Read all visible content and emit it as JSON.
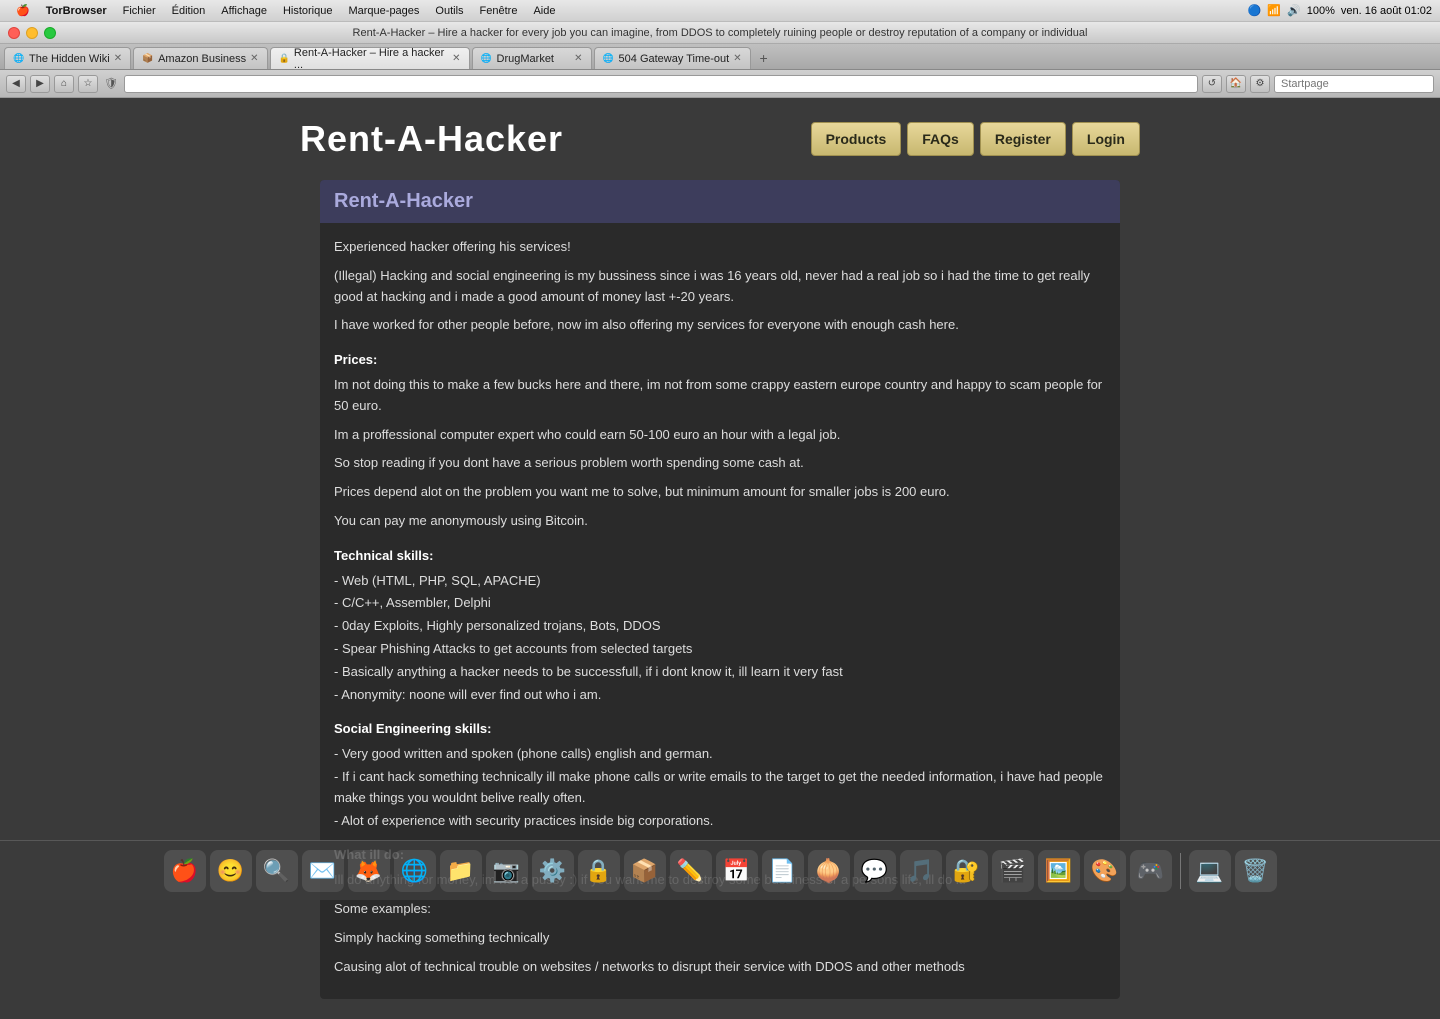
{
  "os": {
    "apple_label": "",
    "menu_items": [
      "TorBrowser",
      "Fichier",
      "Édition",
      "Affichage",
      "Historique",
      "Marque-pages",
      "Outils",
      "Fenêtre",
      "Aide"
    ],
    "status_right": "ven. 16 août  01:02",
    "battery": "100%",
    "wifi": "WiFi"
  },
  "browser": {
    "title": "Rent-A-Hacker – Hire a hacker for every job you can imagine, from DDOS to completely ruining people or destroy reputation of a company or individual",
    "url": "",
    "search_placeholder": "Startpage",
    "tabs": [
      {
        "label": "The Hidden Wiki",
        "active": false,
        "favicon": "🌐"
      },
      {
        "label": "Amazon Business",
        "active": false,
        "favicon": "📦"
      },
      {
        "label": "Rent-A-Hacker – Hire a hacker ...",
        "active": true,
        "favicon": "🔒"
      },
      {
        "label": "DrugMarket",
        "active": false,
        "favicon": "🌐"
      },
      {
        "label": "504 Gateway Time-out",
        "active": false,
        "favicon": "🌐"
      }
    ]
  },
  "site": {
    "title": "Rent-A-Hacker",
    "nav": {
      "products": "Products",
      "faqs": "FAQs",
      "register": "Register",
      "login": "Login"
    },
    "page_heading": "Rent-A-Hacker",
    "intro": [
      "Experienced hacker offering his services!",
      "(Illegal) Hacking and social engineering is my bussiness since i was 16 years old, never had a real job so i had the time to get really good at hacking and i made a good amount of money last +-20 years.",
      "I have worked for other people before, now im also offering my services for everyone with enough cash here."
    ],
    "prices_title": "Prices:",
    "prices_lines": [
      "Im not doing this to make a few bucks here and there, im not from some crappy eastern europe country and happy to scam people for 50 euro.",
      "Im a proffessional computer expert who could earn 50-100 euro an hour with a legal job.",
      "So stop reading if you dont have a serious problem worth spending some cash at.",
      "Prices depend alot on the problem you want me to solve, but minimum amount for smaller jobs is 200 euro.",
      "You can pay me anonymously using Bitcoin."
    ],
    "tech_skills_title": "Technical skills:",
    "tech_skills": [
      "- Web (HTML, PHP, SQL, APACHE)",
      "- C/C++, Assembler, Delphi",
      "- 0day Exploits, Highly personalized trojans, Bots, DDOS",
      "- Spear Phishing Attacks to get accounts from selected targets",
      "- Basically anything a hacker needs to be successfull, if i dont know it, ill learn it very fast",
      "- Anonymity: noone will ever find out who i am."
    ],
    "social_title": "Social Engineering skills:",
    "social_skills": [
      "- Very good written and spoken (phone calls) english and german.",
      "- If i cant hack something technically ill make phone calls or write emails to the target to get the needed information, i have had people make things you wouldnt belive really often.",
      "- Alot of experience with security practices inside big corporations."
    ],
    "what_title": "What ill do:",
    "what_lines": [
      "Ill do anything for money, im not a pussy :) if you want me to destroy some bussiness or a persons life, ill do it!",
      "Some examples:",
      "Simply hacking something technically",
      "Causing alot of technical trouble on websites / networks to disrupt their service with DDOS and other methods"
    ]
  },
  "dock": {
    "icons": [
      "🍎",
      "📁",
      "🔍",
      "📧",
      "🌐",
      "🎵",
      "📷",
      "📹",
      "🗒️",
      "⚙️",
      "🔒",
      "📦",
      "🖊️",
      "📚",
      "📊",
      "🎯",
      "🖼️",
      "🎮",
      "🔧",
      "💻",
      "📱",
      "🗑️"
    ]
  }
}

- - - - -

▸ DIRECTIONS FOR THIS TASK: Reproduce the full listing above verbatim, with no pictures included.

▸ REPLY:
Read all visible content and emit it as JSON.
{
  "os": {
    "apple_label": "",
    "menu_items": [
      "TorBrowser",
      "Fichier",
      "Édition",
      "Affichage",
      "Historique",
      "Marque-pages",
      "Outils",
      "Fenêtre",
      "Aide"
    ],
    "status_right": "ven. 16 août  01:02",
    "battery": "100%",
    "wifi": "WiFi"
  },
  "browser": {
    "title": "Rent-A-Hacker – Hire a hacker for every job you can imagine, from DDOS to completely ruining people or destroy reputation of a company or individual",
    "url": "",
    "search_placeholder": "Startpage",
    "tabs": [
      {
        "label": "The Hidden Wiki",
        "active": false,
        "favicon": "🌐"
      },
      {
        "label": "Amazon Business",
        "active": false,
        "favicon": "📦"
      },
      {
        "label": "Rent-A-Hacker – Hire a hacker ...",
        "active": true,
        "favicon": "🔒"
      },
      {
        "label": "DrugMarket",
        "active": false,
        "favicon": "🌐"
      },
      {
        "label": "504 Gateway Time-out",
        "active": false,
        "favicon": "🌐"
      }
    ]
  },
  "site": {
    "title": "Rent-A-Hacker",
    "nav": {
      "products": "Products",
      "faqs": "FAQs",
      "register": "Register",
      "login": "Login"
    },
    "page_heading": "Rent-A-Hacker",
    "intro": [
      "Experienced hacker offering his services!",
      "(Illegal) Hacking and social engineering is my bussiness since i was 16 years old, never had a real job so i had the time to get really good at hacking and i made a good amount of money last +-20 years.",
      "I have worked for other people before, now im also offering my services for everyone with enough cash here."
    ],
    "prices_title": "Prices:",
    "prices_lines": [
      "Im not doing this to make a few bucks here and there, im not from some crappy eastern europe country and happy to scam people for 50 euro.",
      "Im a proffessional computer expert who could earn 50-100 euro an hour with a legal job.",
      "So stop reading if you dont have a serious problem worth spending some cash at.",
      "Prices depend alot on the problem you want me to solve, but minimum amount for smaller jobs is 200 euro.",
      "You can pay me anonymously using Bitcoin."
    ],
    "tech_skills_title": "Technical skills:",
    "tech_skills": [
      "- Web (HTML, PHP, SQL, APACHE)",
      "- C/C++, Assembler, Delphi",
      "- 0day Exploits, Highly personalized trojans, Bots, DDOS",
      "- Spear Phishing Attacks to get accounts from selected targets",
      "- Basically anything a hacker needs to be successfull, if i dont know it, ill learn it very fast",
      "- Anonymity: noone will ever find out who i am."
    ],
    "social_title": "Social Engineering skills:",
    "social_skills": [
      "- Very good written and spoken (phone calls) english and german.",
      "- If i cant hack something technically ill make phone calls or write emails to the target to get the needed information, i have had people make things you wouldnt belive really often.",
      "- Alot of experience with security practices inside big corporations."
    ],
    "what_title": "What ill do:",
    "what_lines": [
      "Ill do anything for money, im not a pussy :) if you want me to destroy some bussiness or a persons life, ill do it!",
      "Some examples:",
      "Simply hacking something technically",
      "Causing alot of technical trouble on websites / networks to disrupt their service with DDOS and other methods"
    ]
  },
  "dock": {
    "icons": [
      "🍎",
      "📁",
      "🔍",
      "📧",
      "🌐",
      "🎵",
      "📷",
      "📹",
      "🗒️",
      "⚙️",
      "🔒",
      "📦",
      "🖊️",
      "📚",
      "📊",
      "🎯",
      "🖼️",
      "🎮",
      "🔧",
      "💻",
      "📱",
      "🗑️"
    ]
  }
}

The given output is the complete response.